*** Record set

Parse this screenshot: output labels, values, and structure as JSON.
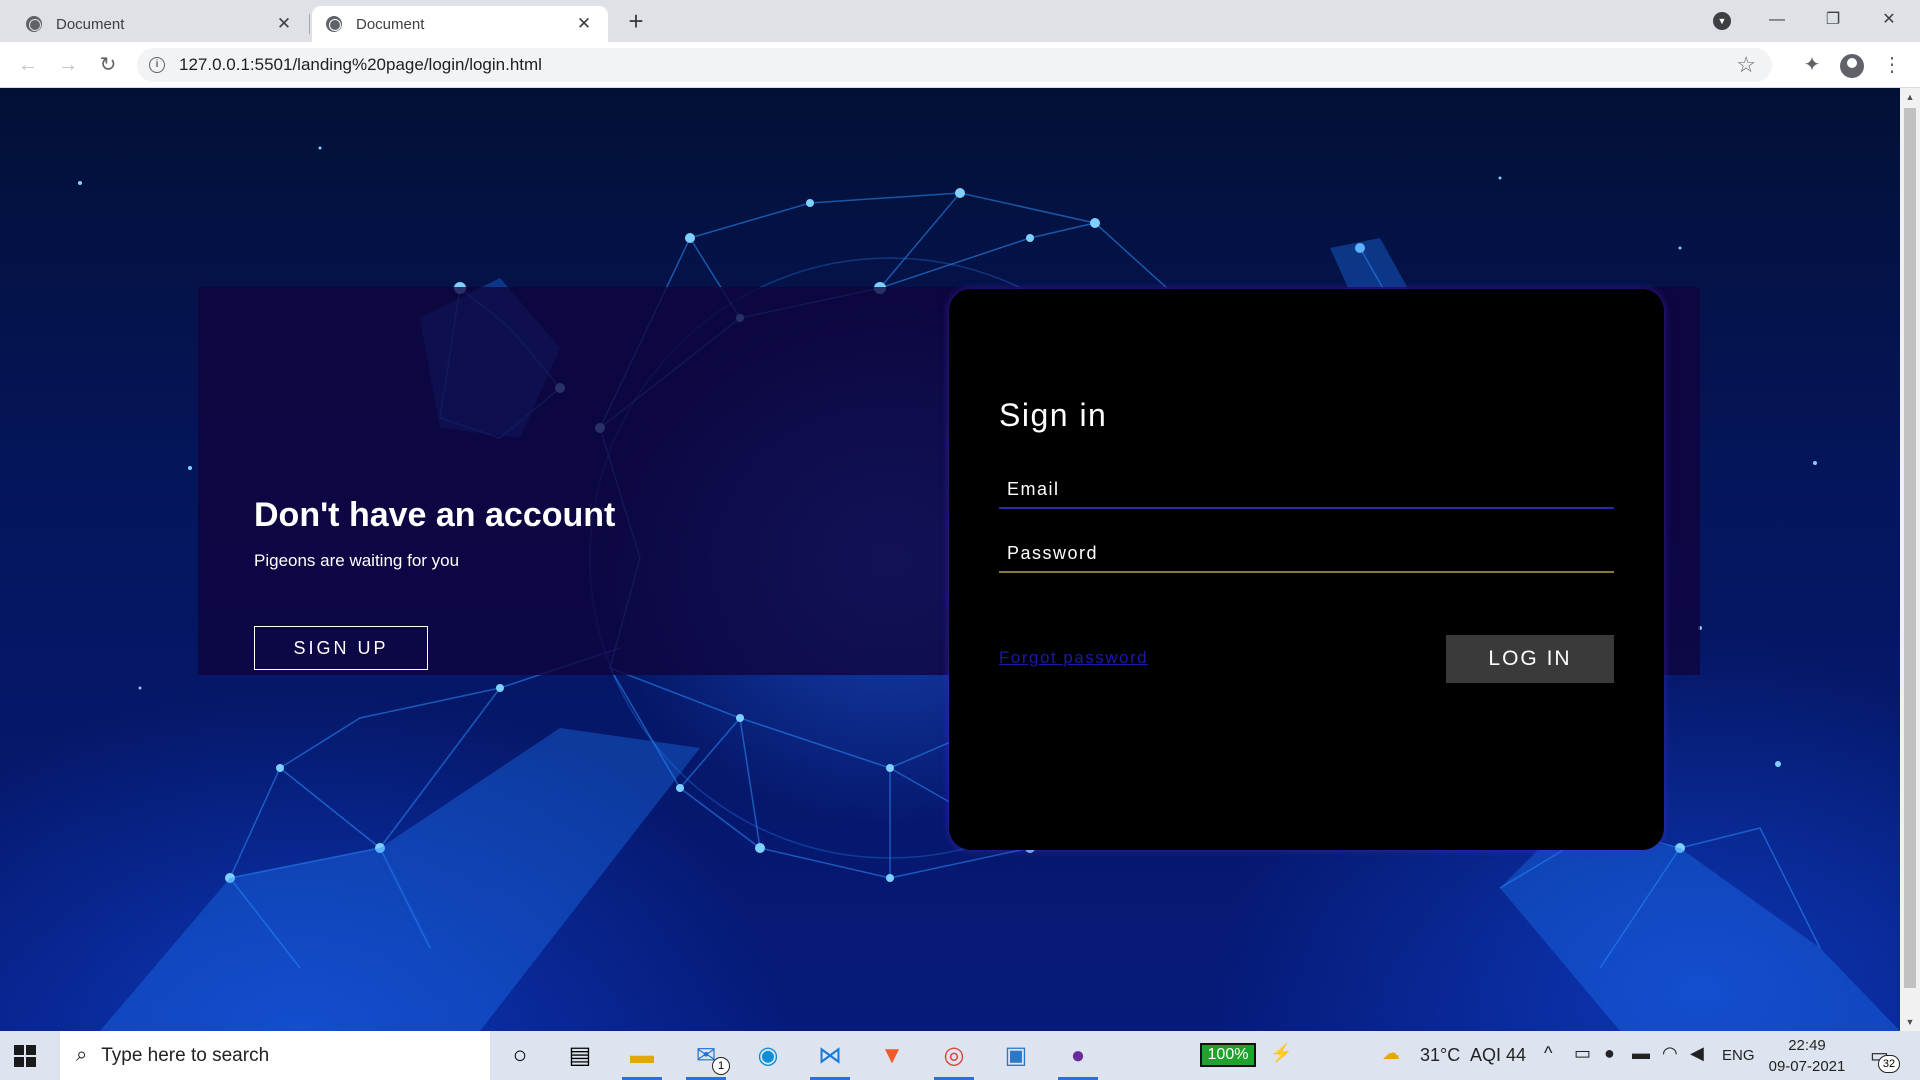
{
  "browser": {
    "tabs": [
      {
        "title": "Document",
        "active": false
      },
      {
        "title": "Document",
        "active": true
      }
    ],
    "new_tab": "+",
    "close_glyph": "✕",
    "url": "127.0.0.1:5501/landing%20page/login/login.html",
    "window_controls": {
      "minimize": "—",
      "restore": "❐",
      "close": "✕"
    }
  },
  "page": {
    "signup_panel": {
      "title": "Don't have an account",
      "subtitle": "Pigeons are waiting for you",
      "button": "SIGN UP"
    },
    "signin_panel": {
      "title": "Sign in",
      "email_placeholder": "Email",
      "password_placeholder": "Password",
      "forgot_link": "Forgot password",
      "login_button": "LOG IN"
    },
    "colors": {
      "card": "#000000",
      "forgot_link": "#1a1aa8",
      "login_button": "#3a3a3a"
    }
  },
  "taskbar": {
    "search_placeholder": "Type here to search",
    "mail_badge": "1",
    "battery": "100%",
    "weather": "31°C",
    "aqi": "AQI 44",
    "language": "ENG",
    "time": "22:49",
    "date": "09-07-2021",
    "notifications": "32",
    "apps": [
      "cortana-icon",
      "task-view-icon",
      "file-explorer-icon",
      "mail-icon",
      "edge-icon",
      "vscode-icon",
      "brave-icon",
      "chrome-icon",
      "photos-icon",
      "github-desktop-icon"
    ]
  }
}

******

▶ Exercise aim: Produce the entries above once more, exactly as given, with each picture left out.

▶ Result of the exercise:
Parse this screenshot: output labels, values, and structure as JSON.
{
  "browser": {
    "tabs": [
      {
        "title": "Document",
        "active": false
      },
      {
        "title": "Document",
        "active": true
      }
    ],
    "new_tab": "+",
    "close_glyph": "✕",
    "url": "127.0.0.1:5501/landing%20page/login/login.html",
    "window_controls": {
      "minimize": "—",
      "restore": "❐",
      "close": "✕"
    }
  },
  "page": {
    "signup_panel": {
      "title": "Don't have an account",
      "subtitle": "Pigeons are waiting for you",
      "button": "SIGN UP"
    },
    "signin_panel": {
      "title": "Sign in",
      "email_placeholder": "Email",
      "password_placeholder": "Password",
      "forgot_link": "Forgot password",
      "login_button": "LOG IN"
    },
    "colors": {
      "card": "#000000",
      "forgot_link": "#1a1aa8",
      "login_button": "#3a3a3a"
    }
  },
  "taskbar": {
    "search_placeholder": "Type here to search",
    "mail_badge": "1",
    "battery": "100%",
    "weather": "31°C",
    "aqi": "AQI 44",
    "language": "ENG",
    "time": "22:49",
    "date": "09-07-2021",
    "notifications": "32",
    "apps": [
      "cortana-icon",
      "task-view-icon",
      "file-explorer-icon",
      "mail-icon",
      "edge-icon",
      "vscode-icon",
      "brave-icon",
      "chrome-icon",
      "photos-icon",
      "github-desktop-icon"
    ]
  }
}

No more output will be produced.